▽

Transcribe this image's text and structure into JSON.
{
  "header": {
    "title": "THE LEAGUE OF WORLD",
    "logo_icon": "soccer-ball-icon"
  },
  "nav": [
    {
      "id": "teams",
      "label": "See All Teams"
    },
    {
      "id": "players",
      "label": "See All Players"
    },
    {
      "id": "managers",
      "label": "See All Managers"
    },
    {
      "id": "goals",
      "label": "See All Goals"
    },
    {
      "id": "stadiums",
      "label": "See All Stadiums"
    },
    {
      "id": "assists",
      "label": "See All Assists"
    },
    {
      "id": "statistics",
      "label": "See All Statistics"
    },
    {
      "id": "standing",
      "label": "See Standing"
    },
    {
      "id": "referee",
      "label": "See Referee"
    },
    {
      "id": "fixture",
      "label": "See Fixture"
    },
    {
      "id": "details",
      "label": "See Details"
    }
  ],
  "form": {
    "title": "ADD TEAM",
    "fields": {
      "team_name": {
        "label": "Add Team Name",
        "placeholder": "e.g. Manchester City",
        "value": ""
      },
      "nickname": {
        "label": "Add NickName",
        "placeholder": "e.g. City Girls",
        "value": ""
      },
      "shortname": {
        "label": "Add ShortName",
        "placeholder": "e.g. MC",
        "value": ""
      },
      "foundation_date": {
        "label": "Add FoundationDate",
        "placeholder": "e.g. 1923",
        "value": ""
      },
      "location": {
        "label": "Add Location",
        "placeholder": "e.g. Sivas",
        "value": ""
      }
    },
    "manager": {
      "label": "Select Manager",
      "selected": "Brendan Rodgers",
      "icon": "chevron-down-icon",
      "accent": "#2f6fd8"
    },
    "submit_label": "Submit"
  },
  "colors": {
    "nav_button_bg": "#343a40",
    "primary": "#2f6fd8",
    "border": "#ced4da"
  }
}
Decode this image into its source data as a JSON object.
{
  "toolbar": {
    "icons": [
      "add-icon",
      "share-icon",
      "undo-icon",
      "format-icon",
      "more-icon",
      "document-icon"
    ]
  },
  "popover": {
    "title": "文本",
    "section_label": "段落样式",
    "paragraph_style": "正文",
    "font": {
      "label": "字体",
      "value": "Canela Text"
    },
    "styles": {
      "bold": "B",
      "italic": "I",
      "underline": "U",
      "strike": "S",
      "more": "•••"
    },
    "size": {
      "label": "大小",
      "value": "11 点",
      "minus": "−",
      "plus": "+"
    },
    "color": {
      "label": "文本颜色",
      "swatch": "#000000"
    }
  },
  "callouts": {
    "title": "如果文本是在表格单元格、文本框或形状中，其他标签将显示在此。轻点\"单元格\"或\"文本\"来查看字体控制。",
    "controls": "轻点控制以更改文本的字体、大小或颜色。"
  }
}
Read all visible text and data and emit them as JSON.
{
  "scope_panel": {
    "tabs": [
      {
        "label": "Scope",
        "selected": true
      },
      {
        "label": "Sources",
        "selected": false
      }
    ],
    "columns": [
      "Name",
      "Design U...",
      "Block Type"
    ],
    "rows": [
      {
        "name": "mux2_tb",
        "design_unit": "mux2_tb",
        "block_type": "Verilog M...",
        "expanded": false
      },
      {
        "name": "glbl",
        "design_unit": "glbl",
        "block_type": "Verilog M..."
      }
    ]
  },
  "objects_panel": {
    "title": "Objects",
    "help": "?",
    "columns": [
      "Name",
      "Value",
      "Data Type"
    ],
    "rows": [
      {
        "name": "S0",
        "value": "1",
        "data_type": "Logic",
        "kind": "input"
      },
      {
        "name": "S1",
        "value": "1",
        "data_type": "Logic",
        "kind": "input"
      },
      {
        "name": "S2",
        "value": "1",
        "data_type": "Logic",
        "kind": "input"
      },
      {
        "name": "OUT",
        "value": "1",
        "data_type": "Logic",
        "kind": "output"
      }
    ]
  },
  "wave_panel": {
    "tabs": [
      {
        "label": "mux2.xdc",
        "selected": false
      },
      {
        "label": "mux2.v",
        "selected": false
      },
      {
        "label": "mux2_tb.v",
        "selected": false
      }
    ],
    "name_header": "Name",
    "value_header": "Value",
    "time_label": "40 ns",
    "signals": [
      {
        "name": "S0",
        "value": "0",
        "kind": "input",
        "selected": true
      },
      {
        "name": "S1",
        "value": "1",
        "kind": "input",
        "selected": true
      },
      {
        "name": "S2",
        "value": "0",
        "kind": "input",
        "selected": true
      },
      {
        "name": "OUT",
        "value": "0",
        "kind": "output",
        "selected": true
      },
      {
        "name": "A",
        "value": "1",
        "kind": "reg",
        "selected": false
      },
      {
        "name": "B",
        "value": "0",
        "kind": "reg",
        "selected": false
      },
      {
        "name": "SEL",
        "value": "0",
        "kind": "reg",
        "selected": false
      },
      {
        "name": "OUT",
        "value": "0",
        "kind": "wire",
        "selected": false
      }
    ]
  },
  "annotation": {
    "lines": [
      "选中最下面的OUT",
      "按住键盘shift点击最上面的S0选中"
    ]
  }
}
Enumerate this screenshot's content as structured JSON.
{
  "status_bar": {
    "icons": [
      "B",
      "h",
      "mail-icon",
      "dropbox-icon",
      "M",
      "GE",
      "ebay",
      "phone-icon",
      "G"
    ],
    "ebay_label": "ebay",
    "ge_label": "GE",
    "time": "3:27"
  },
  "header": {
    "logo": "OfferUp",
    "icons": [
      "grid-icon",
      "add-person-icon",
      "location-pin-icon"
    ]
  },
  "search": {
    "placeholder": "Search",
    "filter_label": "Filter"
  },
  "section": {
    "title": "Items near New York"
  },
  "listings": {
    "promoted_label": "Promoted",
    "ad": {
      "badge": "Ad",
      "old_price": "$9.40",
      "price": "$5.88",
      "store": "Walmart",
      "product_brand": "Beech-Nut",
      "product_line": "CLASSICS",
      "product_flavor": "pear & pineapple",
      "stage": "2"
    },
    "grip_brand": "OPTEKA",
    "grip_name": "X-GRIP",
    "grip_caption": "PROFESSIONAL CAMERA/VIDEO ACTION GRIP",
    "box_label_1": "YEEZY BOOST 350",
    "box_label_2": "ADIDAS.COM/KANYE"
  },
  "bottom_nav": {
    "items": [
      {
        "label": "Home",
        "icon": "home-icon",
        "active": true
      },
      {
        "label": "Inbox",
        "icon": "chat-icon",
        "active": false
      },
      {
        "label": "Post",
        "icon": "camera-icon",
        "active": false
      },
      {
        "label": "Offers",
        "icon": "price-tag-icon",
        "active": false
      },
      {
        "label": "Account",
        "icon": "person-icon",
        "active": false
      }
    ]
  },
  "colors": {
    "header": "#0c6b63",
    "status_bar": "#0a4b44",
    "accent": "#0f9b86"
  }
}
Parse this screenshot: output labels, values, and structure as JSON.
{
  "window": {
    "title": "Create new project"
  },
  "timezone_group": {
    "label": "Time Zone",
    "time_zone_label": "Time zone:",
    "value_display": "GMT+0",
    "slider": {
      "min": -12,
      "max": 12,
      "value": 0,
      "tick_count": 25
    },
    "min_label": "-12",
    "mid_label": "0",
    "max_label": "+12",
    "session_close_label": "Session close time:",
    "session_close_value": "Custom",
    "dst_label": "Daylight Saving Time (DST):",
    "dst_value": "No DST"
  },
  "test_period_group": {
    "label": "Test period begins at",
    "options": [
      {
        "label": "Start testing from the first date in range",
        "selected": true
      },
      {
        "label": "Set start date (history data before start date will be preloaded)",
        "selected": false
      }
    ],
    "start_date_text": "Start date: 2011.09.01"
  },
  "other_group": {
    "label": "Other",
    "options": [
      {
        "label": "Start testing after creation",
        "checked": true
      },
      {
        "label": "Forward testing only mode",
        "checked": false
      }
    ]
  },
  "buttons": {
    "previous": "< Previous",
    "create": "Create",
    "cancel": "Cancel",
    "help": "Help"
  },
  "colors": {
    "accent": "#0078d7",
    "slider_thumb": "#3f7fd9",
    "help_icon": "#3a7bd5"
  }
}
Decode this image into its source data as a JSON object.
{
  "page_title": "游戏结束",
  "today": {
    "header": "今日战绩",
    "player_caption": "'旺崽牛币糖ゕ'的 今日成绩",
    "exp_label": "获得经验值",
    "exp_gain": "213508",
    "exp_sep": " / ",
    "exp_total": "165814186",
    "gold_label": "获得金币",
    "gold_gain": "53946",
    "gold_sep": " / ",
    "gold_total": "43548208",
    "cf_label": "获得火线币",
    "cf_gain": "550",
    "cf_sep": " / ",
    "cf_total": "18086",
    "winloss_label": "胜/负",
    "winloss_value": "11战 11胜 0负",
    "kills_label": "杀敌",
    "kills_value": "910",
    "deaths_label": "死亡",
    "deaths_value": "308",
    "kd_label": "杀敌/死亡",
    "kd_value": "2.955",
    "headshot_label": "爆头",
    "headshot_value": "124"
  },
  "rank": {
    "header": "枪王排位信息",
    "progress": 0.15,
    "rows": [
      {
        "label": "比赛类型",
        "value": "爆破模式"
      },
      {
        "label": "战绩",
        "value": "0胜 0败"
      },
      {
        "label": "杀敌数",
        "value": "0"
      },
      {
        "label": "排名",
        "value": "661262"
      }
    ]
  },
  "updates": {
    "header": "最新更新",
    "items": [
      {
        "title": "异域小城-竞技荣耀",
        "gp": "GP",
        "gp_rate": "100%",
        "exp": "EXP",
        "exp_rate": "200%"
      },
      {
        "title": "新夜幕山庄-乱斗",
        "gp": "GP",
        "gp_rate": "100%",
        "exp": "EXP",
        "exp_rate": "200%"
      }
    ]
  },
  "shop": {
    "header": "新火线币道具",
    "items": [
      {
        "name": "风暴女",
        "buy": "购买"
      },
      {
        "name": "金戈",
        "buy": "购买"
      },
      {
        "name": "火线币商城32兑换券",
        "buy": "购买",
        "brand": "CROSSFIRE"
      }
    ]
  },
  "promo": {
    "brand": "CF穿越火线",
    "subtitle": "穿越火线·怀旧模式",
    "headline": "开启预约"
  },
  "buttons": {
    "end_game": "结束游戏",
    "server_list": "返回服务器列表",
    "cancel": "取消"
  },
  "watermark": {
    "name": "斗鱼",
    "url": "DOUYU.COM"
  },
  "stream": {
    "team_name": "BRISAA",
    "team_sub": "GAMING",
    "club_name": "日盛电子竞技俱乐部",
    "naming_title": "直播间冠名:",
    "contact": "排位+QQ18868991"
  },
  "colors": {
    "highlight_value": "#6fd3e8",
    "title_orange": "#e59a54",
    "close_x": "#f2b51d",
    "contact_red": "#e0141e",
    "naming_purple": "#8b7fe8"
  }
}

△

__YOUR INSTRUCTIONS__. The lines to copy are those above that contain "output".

__RESPONSE__.
        "kind": "output"
        "kind": "output",
Parse this screenshot: output labels, values, and structure as JSON.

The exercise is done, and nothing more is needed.